Study Shows Supplement Was Safe and Effective in People Using Supplement for 1 Week
May 14, 2009 -- A water-soluble extract of the plant kava was found to be safe and highly effective for the short-term treatment of anxiety in a new study. But concerns about its long-term safety and the safety of other kava formulations remain.
A decade ago, kava supplements were a popular alternative treatment for anxiety and related conditions, with U.S. sales approaching $50 million in 1998 alone.
But reports of liver damage and even liver failure linked to its use led to bans of kava supplements in many countries, including Canada, Germany, France, and the U.K.
Kava was not banned in the U.S., but sales fell dramatically after the FDA issued a warning about possible liver-related injury in March 2002.

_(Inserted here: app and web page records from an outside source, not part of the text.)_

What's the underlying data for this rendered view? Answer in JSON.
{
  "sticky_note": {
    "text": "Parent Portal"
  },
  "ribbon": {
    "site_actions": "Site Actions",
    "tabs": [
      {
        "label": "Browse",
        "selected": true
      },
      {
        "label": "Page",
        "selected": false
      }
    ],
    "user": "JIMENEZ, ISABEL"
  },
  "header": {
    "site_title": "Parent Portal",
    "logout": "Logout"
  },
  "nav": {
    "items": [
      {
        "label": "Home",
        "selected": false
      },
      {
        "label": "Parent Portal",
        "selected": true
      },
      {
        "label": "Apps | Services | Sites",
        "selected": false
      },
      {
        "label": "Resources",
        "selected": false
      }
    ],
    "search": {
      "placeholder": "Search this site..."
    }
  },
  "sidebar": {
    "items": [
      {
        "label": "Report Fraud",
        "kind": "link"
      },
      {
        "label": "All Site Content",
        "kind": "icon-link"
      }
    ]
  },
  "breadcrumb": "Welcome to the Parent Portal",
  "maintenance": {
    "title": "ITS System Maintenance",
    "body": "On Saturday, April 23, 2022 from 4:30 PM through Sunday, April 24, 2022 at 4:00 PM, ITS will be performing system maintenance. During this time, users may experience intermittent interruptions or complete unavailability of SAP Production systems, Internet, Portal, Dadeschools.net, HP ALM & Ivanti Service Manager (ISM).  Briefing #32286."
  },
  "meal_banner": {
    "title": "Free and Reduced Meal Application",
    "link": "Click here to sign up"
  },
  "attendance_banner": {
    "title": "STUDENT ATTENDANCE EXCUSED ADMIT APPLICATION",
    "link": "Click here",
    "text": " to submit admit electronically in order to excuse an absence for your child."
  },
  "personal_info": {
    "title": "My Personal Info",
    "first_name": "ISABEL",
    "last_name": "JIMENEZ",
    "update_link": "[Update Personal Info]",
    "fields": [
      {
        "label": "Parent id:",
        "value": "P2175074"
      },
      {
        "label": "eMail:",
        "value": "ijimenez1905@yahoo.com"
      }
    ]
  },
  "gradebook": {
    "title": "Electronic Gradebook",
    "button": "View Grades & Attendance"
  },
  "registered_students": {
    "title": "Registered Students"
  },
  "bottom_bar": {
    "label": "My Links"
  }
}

Kava Under Scrutiny
In 2007, a safety panel of the World Health Organization (WHO) reported a possible link between kava use and seven deaths and 14 liver transplants, mostly in Europe.
But the WHO report suggested that liver toxicity may be limited to kava formulations that used the whole kava plant, instead of just the root, or used acetone and ethanol to extract the active ingredient from the plant instead of water.

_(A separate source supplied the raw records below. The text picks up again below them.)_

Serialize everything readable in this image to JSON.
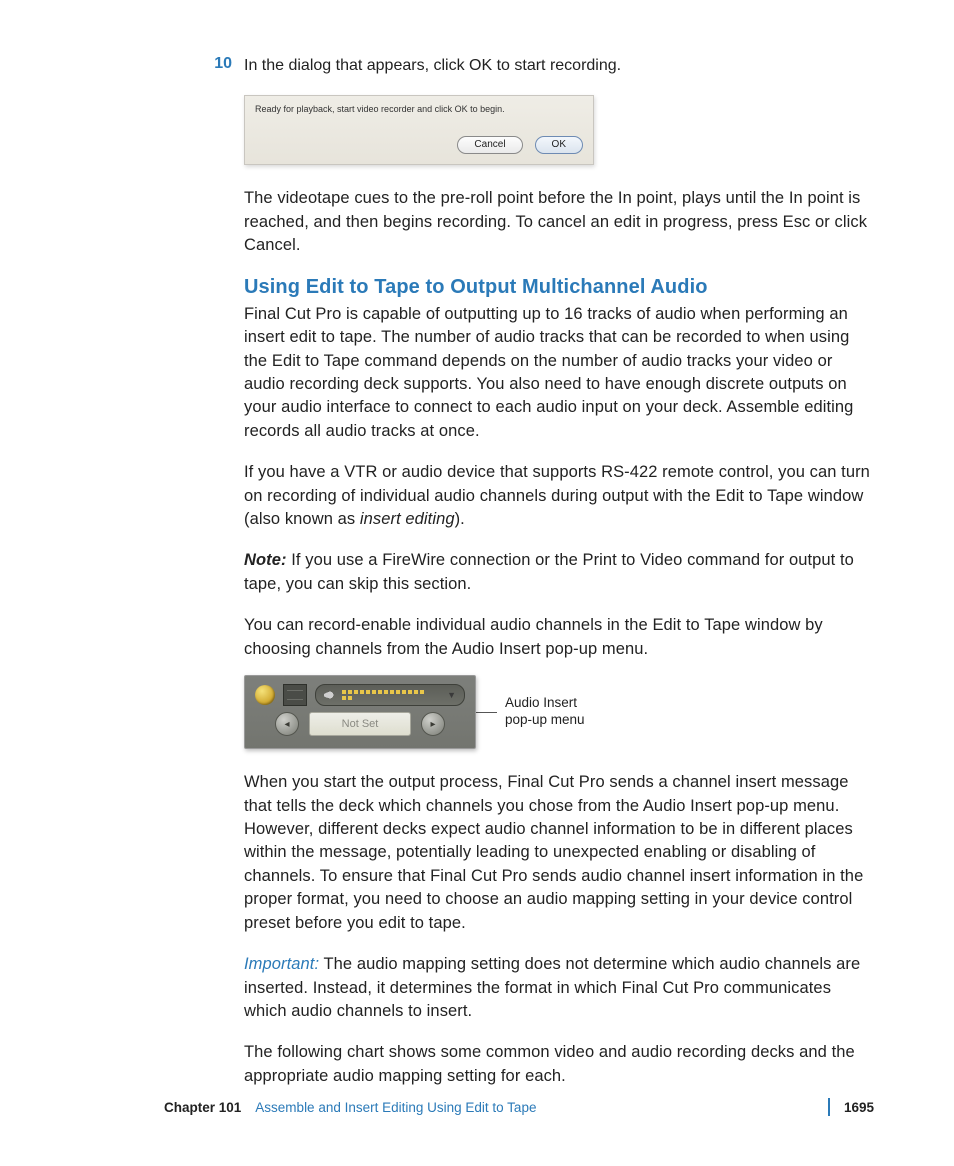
{
  "step": {
    "number": "10",
    "text": "In the dialog that appears, click OK to start recording."
  },
  "dialog": {
    "message": "Ready for playback, start video recorder and click OK to begin.",
    "cancel": "Cancel",
    "ok": "OK"
  },
  "para1": "The videotape cues to the pre-roll point before the In point, plays until the In point is reached, and then begins recording. To cancel an edit in progress, press Esc or click Cancel.",
  "heading": "Using Edit to Tape to Output Multichannel Audio",
  "para2": "Final Cut Pro is capable of outputting up to 16 tracks of audio when performing an insert edit to tape. The number of audio tracks that can be recorded to when using the Edit to Tape command depends on the number of audio tracks your video or audio recording deck supports. You also need to have enough discrete outputs on your audio interface to connect to each audio input on your deck. Assemble editing records all audio tracks at once.",
  "para3_a": "If you have a VTR or audio device that supports RS-422 remote control, you can turn on recording of individual audio channels during output with the Edit to Tape window (also known as ",
  "para3_b": "insert editing",
  "para3_c": ").",
  "note_label": "Note:",
  "note_text": "  If you use a FireWire connection or the Print to Video command for output to tape, you can skip this section.",
  "para4": "You can record-enable individual audio channels in the Edit to Tape window by choosing channels from the Audio Insert pop-up menu.",
  "figure": {
    "field": "Not Set",
    "callout_l1": "Audio Insert",
    "callout_l2": "pop-up menu"
  },
  "para5": "When you start the output process, Final Cut Pro sends a channel insert message that tells the deck which channels you chose from the Audio Insert pop-up menu. However, different decks expect audio channel information to be in different places within the message, potentially leading to unexpected enabling or disabling of channels. To ensure that Final Cut Pro sends audio channel insert information in the proper format, you need to choose an audio mapping setting in your device control preset before you edit to tape.",
  "important_label": "Important:",
  "important_text": "  The audio mapping setting does not determine which audio channels are inserted. Instead, it determines the format in which Final Cut Pro communicates which audio channels to insert.",
  "para6": "The following chart shows some common video and audio recording decks and the appropriate audio mapping setting for each.",
  "footer": {
    "chapter": "Chapter 101",
    "title": "Assemble and Insert Editing Using Edit to Tape",
    "page": "1695"
  }
}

"Kava has been used in the Pacific Islands where it is grown for centuries without evidence of liver problems," researcher Jerome Sarris, of Australia's University of Queensland tells WebMD. "But they only use water-soluble extract and they only use the peeled root of the plant."

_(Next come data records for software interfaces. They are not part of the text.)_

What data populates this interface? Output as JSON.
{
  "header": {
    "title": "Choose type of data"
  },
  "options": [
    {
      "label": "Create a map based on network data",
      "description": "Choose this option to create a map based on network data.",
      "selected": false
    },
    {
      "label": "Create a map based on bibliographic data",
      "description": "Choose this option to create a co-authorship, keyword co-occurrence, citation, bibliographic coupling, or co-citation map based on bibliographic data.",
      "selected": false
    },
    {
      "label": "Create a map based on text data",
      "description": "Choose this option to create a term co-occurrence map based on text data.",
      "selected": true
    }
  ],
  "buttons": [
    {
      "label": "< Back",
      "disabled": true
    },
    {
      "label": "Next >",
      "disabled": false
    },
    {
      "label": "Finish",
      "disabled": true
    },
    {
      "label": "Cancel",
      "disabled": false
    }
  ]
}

Sarris says he used a product that mirrored the traditional kava used by the Pacific Islanders as closely as possible in his study, published in Psychopharmacology.
Thirty-seven people with generalized anxiety and varying levels of the depression completed the three-week long trial. In the first week, all participants took a placebo. In the second week, half the participants took kava tablets and the other half took placebo tablets. In the third week, the group that had taken kava tablets was switched to a placebo and the group that had taken a placebo switched to kava tablets. Participants were not aware whether they were taking a placebo or kava tablets.
As measured by standardized anxiety and depression questionnaires, the participants reported much less anxiety when they were taking the kava than when they took placebo pills, Sarris says.
Depression levels also dropped among many patients who reported depression and no serious side effects were associated with kava use.
Because the patients took the kava for only one week, the study did not address the long-term safety of the water-extracted, kava root formulation.
Sarris hopes to conduct a longer study comparing kava to drugs that are widely prescribed for the treatment of anxiety.
"What we can say is the evidence supports the use of this [formulation] for short periods for acute anxiety and stress," Sarris says.